Each SERIAL field in the database table is associated with sequence which tracks generation of new values. Sequence is basically a counter that calculates the next value of the SERIAL field.
If values in the table are inserted by omitting the SERIAL filed, PostgreSQL will automatically insert appropriate value in the field and increment sequence value. In the example below table Events has event_id as serial primary key:
insert into public.events (event_type, name, description, action) values (0, 'De-energize line', 'Opis 20', 'Bla bla bla');
It is not necessary to have field
event_id specified in Insert statement; field will be correctly populated with next sequence value and sequence will be incremented. However, if the
event_id field is explicitly specified, sequence will not be changed no matter what value is inserted – this is obviously by design.
This can lead to a problems. Consider thethe situation where next sequence value is 3 and the statement below is issued:
insert into public.events (event_id, event_type, name, description, action) values (3, 0, 'De-energize line', 'Opis 20', 'Bla bla bla');
Sequence will remain on the value 3 and thus be out of sync with the table SERIAL field. Next insert without event_id specified will result in “Duplicate key error”, becuase PostgreSQL will try to use next value found in sequence.
This error can be remediated by issuing statement below:
SELECT setval('events_event_id_seq', (SELECT MAX(event_id) FROM events)+1);
Sequence names and values can be found in
pgAdmin, under “Sequences” key in schema tree.

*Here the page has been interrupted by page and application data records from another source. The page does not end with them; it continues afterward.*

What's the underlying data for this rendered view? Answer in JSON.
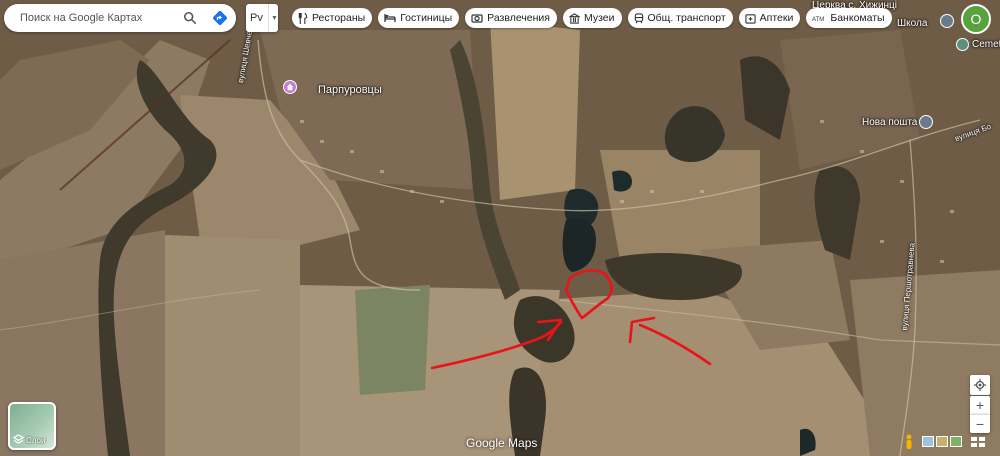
{
  "search": {
    "placeholder": "Поиск на Google Картах"
  },
  "region_selector": {
    "label": "Рv"
  },
  "categories": [
    {
      "label": "Рестораны",
      "icon": "restaurant-icon"
    },
    {
      "label": "Гостиницы",
      "icon": "hotel-icon"
    },
    {
      "label": "Развлечения",
      "icon": "camera-icon"
    },
    {
      "label": "Музеи",
      "icon": "museum-icon"
    },
    {
      "label": "Общ. транспорт",
      "icon": "transit-icon"
    },
    {
      "label": "Аптеки",
      "icon": "pharmacy-icon"
    },
    {
      "label": "Банкоматы",
      "icon": "atm-icon"
    }
  ],
  "map_labels": {
    "village": "Парпуровцы",
    "church": "Церква с. Хижинці",
    "school": "Школа",
    "cemetery": "Cemete",
    "post": "Нова пошта 1",
    "street_top": "вулиця Шевченка",
    "street_right": "вулиця Першотравнева",
    "street_east": "вулиця Бо"
  },
  "account": {
    "initial": "О"
  },
  "layers": {
    "label": "Слои"
  },
  "branding": "Google Maps",
  "zoom": {
    "in": "+",
    "out": "−"
  },
  "colors": {
    "annotation": "#e8141a",
    "pin": "#c77bd6",
    "account": "#57a340"
  }
}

It is recommended not to mix automatic generation of SERIAL values and explicit setting of SERIAL field. One exception to this rule is bulk imports, which must be followed by syncing sequences.